[How to complete this task]
Retype every record below exactly as it is written.

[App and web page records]
# # # #

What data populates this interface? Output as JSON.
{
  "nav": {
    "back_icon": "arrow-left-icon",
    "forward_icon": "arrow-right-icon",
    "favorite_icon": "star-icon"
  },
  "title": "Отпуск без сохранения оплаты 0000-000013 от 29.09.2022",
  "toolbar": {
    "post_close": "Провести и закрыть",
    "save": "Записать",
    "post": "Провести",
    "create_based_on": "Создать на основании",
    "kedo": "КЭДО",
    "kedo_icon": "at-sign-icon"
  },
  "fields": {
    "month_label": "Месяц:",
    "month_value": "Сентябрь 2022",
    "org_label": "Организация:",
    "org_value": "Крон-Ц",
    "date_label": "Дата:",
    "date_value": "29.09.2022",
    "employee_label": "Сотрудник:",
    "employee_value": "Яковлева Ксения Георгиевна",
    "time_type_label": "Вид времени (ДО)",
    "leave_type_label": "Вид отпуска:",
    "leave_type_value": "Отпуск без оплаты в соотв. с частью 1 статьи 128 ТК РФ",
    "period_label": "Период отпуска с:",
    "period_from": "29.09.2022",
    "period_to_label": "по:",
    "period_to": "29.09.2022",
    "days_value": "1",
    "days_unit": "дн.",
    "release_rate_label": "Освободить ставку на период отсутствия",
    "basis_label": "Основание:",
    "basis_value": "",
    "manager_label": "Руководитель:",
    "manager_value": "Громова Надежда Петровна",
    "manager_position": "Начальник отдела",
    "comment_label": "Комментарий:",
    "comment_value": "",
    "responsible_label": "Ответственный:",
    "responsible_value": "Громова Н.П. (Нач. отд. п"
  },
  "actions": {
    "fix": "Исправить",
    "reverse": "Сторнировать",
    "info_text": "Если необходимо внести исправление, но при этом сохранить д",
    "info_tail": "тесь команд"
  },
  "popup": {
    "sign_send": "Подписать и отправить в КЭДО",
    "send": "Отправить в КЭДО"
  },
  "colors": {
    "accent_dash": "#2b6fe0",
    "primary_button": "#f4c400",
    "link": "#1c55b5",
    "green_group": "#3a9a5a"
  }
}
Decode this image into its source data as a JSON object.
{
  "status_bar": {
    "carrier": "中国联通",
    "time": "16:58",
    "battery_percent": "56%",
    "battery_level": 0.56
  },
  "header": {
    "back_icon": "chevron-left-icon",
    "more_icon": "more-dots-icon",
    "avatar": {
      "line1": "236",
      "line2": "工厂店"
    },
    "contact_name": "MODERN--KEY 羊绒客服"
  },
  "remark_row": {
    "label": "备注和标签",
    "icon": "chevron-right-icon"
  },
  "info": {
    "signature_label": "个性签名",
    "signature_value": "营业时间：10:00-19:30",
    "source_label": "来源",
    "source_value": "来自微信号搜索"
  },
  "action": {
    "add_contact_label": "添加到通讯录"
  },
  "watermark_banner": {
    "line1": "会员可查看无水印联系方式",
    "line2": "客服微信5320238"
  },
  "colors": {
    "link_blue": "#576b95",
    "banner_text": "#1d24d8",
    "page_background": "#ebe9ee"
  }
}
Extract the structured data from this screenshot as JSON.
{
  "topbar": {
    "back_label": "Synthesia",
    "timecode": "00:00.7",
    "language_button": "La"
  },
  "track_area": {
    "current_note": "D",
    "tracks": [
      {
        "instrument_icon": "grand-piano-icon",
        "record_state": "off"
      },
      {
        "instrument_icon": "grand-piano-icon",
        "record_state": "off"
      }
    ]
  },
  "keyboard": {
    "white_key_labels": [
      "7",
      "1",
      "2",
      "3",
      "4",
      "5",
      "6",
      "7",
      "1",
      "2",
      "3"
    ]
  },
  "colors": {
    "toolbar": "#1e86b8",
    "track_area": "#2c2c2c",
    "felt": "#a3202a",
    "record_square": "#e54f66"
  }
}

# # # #

[Answer to the exercise]
What data populates this interface? Output as JSON.
{
  "nav": {
    "back_icon": "arrow-left-icon",
    "forward_icon": "arrow-right-icon",
    "favorite_icon": "star-icon"
  },
  "title": "Отпуск без сохранения оплаты 0000-000013 от 29.09.2022",
  "toolbar": {
    "post_close": "Провести и закрыть",
    "save": "Записать",
    "post": "Провести",
    "create_based_on": "Создать на основании",
    "kedo": "КЭДО",
    "kedo_icon": "at-sign-icon"
  },
  "fields": {
    "month_label": "Месяц:",
    "month_value": "Сентябрь 2022",
    "org_label": "Организация:",
    "org_value": "Крон-Ц",
    "date_label": "Дата:",
    "date_value": "29.09.2022",
    "employee_label": "Сотрудник:",
    "employee_value": "Яковлева Ксения Георгиевна",
    "time_type_label": "Вид времени (ДО)",
    "leave_type_label": "Вид отпуска:",
    "leave_type_value": "Отпуск без оплаты в соотв. с частью 1 статьи 128 ТК РФ",
    "period_label": "Период отпуска с:",
    "period_from": "29.09.2022",
    "period_to_label": "по:",
    "period_to": "29.09.2022",
    "days_value": "1",
    "days_unit": "дн.",
    "release_rate_label": "Освободить ставку на период отсутствия",
    "basis_label": "Основание:",
    "basis_value": "",
    "manager_label": "Руководитель:",
    "manager_value": "Громова Надежда Петровна",
    "manager_position": "Начальник отдела",
    "comment_label": "Комментарий:",
    "comment_value": "",
    "responsible_label": "Ответственный:",
    "responsible_value": "Громова Н.П. (Нач. отд. п"
  },
  "actions": {
    "fix": "Исправить",
    "reverse": "Сторнировать",
    "info_text": "Если необходимо внести исправление, но при этом сохранить д",
    "info_tail": "тесь команд"
  },
  "popup": {
    "sign_send": "Подписать и отправить в КЭДО",
    "send": "Отправить в КЭДО"
  },
  "colors": {
    "accent_dash": "#2b6fe0",
    "primary_button": "#f4c400",
    "link": "#1c55b5",
    "green_group": "#3a9a5a"
  }
}
Decode this image into its source data as a JSON object.
{
  "status_bar": {
    "carrier": "中国联通",
    "time": "16:58",
    "battery_percent": "56%",
    "battery_level": 0.56
  },
  "header": {
    "back_icon": "chevron-left-icon",
    "more_icon": "more-dots-icon",
    "avatar": {
      "line1": "236",
      "line2": "工厂店"
    },
    "contact_name": "MODERN--KEY 羊绒客服"
  },
  "remark_row": {
    "label": "备注和标签",
    "icon": "chevron-right-icon"
  },
  "info": {
    "signature_label": "个性签名",
    "signature_value": "营业时间：10:00-19:30",
    "source_label": "来源",
    "source_value": "来自微信号搜索"
  },
  "action": {
    "add_contact_label": "添加到通讯录"
  },
  "watermark_banner": {
    "line1": "会员可查看无水印联系方式",
    "line2": "客服微信5320238"
  },
  "colors": {
    "link_blue": "#576b95",
    "banner_text": "#1d24d8",
    "page_background": "#ebe9ee"
  }
}
Extract the structured data from this screenshot as JSON.
{
  "topbar": {
    "back_label": "Synthesia",
    "timecode": "00:00.7",
    "language_button": "La"
  },
  "track_area": {
    "current_note": "D",
    "tracks": [
      {
        "instrument_icon": "grand-piano-icon",
        "record_state": "off"
      },
      {
        "instrument_icon": "grand-piano-icon",
        "record_state": "off"
      }
    ]
  },
  "keyboard": {
    "white_key_labels": [
      "7",
      "1",
      "2",
      "3",
      "4",
      "5",
      "6",
      "7",
      "1",
      "2",
      "3"
    ]
  },
  "colors": {
    "toolbar": "#1e86b8",
    "track_area": "#2c2c2c",
    "felt": "#a3202a",
    "record_square": "#e54f66"
  }
}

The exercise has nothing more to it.